- acted with reckless indifference to human life; that is, you foresaw that it was probable that death would result.
What acts may constitute murder?
The following acts can form the basis for a charge of murder.
- Shooting someone in the head or chest from close range;
- Being the getaway driver for two friends who take a loaded sawn-off shotguns into a bank and fatally shoot someone in the process;
- Purposefully not feeding your two-year-old child;
- Demolishing or blowing up a building without checking whether or not anyone is inside;
- Fatally attacking someone with a baseball bat because you want to seriously injure them; or
- Pushing someone off a 30-meter cliff.
A person charged with murder can validly defend the charge by arguing any of the following defence.
A person is not guilty of a criminal offence if they killed a person in self-defence. This is because the courts recognise that people have the right to defend themselves from physical attacks and threatened attacks. The defence of self-defence includes defending someone else from a physical attack.
When an accused raises the defence of self-defence, the onus is on the prosecution to prove beyond a reasonable doubt that the accused did not kill the victim in self-defence. If this cannot be proven, the accuse must be found not guilty.

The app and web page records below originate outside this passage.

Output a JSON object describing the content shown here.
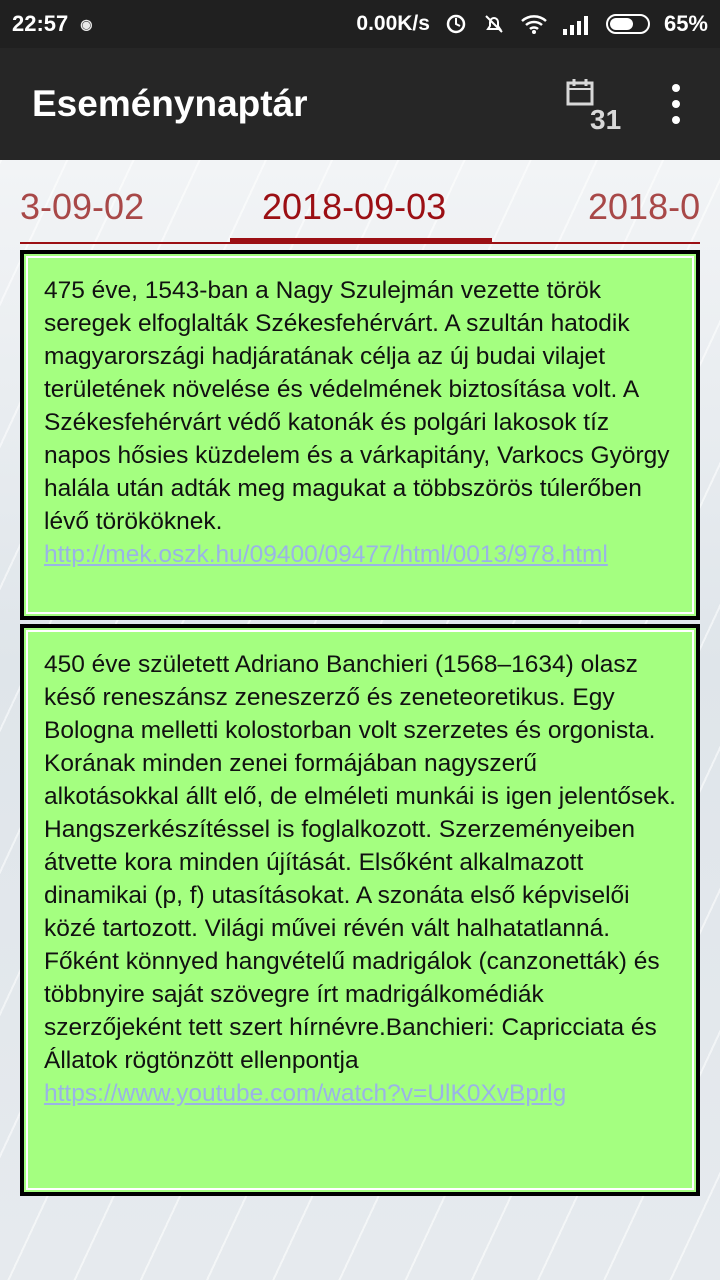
{
  "status_bar": {
    "time": "22:57",
    "network_speed": "0.00K/s",
    "battery_percent": "65%",
    "battery_level": 0.65
  },
  "app_bar": {
    "title": "Eseménynaptár",
    "calendar_icon_number": "31",
    "menu_icon": "more-vert-icon"
  },
  "tabs": {
    "prev": "3-09-02",
    "current": "2018-09-03",
    "next": "2018-0"
  },
  "cards": [
    {
      "text": "475 éve, 1543-ban a Nagy Szulejmán vezette török seregek elfoglalták Székesfehérvárt. A szultán hatodik magyarországi hadjáratának célja az új budai vilajet területének növelése és védelmének biztosítása volt. A Székesfehérvárt védő katonák és polgári lakosok tíz napos hősies küzdelem és a várkapitány, Varkocs György halála után adták meg magukat a többszörös túlerőben lévő törököknek.",
      "link": "http://mek.oszk.hu/09400/09477/html/0013/978.html"
    },
    {
      "text": "450 éve született Adriano Banchieri (1568–1634) olasz késő reneszánsz zeneszerző és zeneteoretikus. Egy Bologna melletti kolostorban volt szerzetes és orgonista. Korának minden zenei formájában nagyszerű alkotásokkal állt elő, de elméleti munkái is igen jelentősek. Hangszerkészítéssel is foglalkozott. Szerzeményeiben átvette kora minden újítását. Elsőként alkalmazott dinamikai (p, f) utasításokat. A szonáta első képviselői közé tartozott. Világi művei révén vált halhatatlanná. Főként könnyed hangvételű madrigálok (canzonetták) és többnyire saját szövegre írt madrigálkomédiák szerzőjeként tett szert hírnévre.Banchieri: Capricciata és Állatok rögtönzött ellenpontja",
      "link": "https://www.youtube.com/watch?v=UlK0XvBprlg"
    }
  ],
  "colors": {
    "card_background": "#a4ff80",
    "accent": "#9b0f14",
    "link": "#9ab4e6",
    "toolbar": "#262626"
  }
}
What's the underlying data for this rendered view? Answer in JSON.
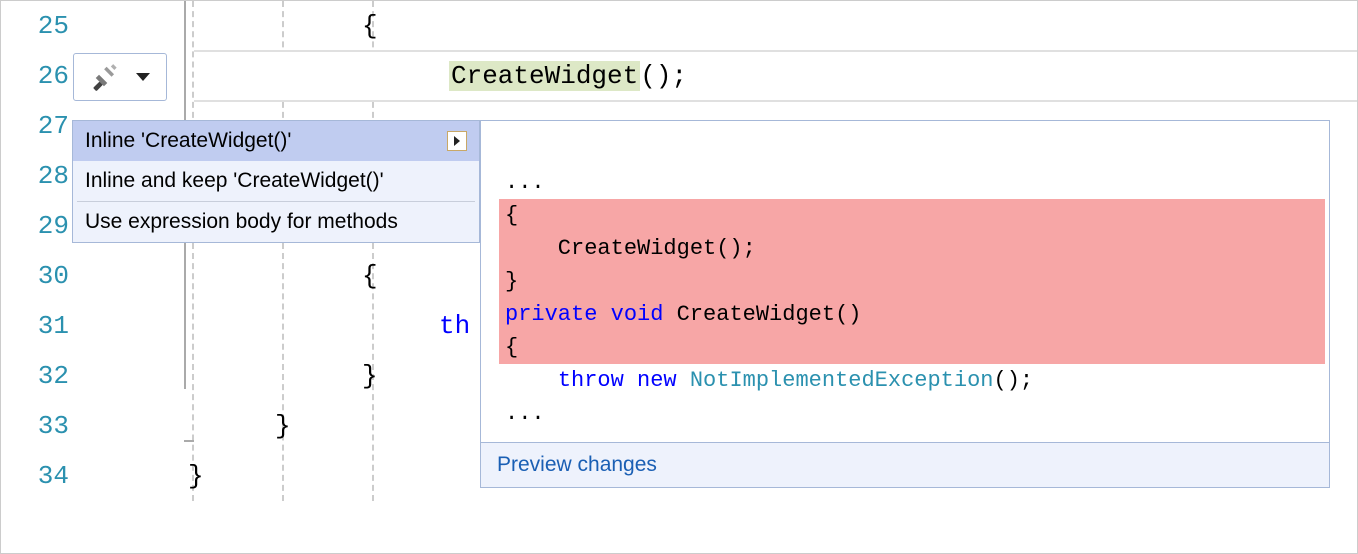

For a person to be found not guilty based on a defence of self-defence, the accused must have had a reasonable belief that their actions were necessary in self-defence. What it is reasonable to do in self-defence depends on the nature and extent of the threat faced.
Extreme provocation is a partial defence to murder. This means that if proven, it reduces the verdict of murder to the alternative verdict of manslaughter.
A person can argue extreme provocation as a partial defence to murder if:
- they acted in response to the victim’s conduct;
- the victim’s conduct was a serious indictable offence;
- the victim’s conduct caused the accused to lose self-control;
- the victim’s conduct was such that it could have caused an ordinary person to lose self-cotnrol to the point of intended to kill or cause serious harm to the victim.
A non-violent sexual advance is not extreme provocation.
Section 18 of the Crimes Act provides that a person is not guilty of murder if they had a lawful cause or excuse for their actions. An example of this may be where a surgeon carries out a surgical procedure that involves a serious injury (such as an amputation) and the patient dies.
Section 18 of the Crimes Act provides that a person is not guilty of murder if they kill a person by misfortune only.
Murder is a strictly indictable offence and must be finalised in the Supreme Court.
If you require legal advice or representation in any legal matter, please contact Armstrong Legal.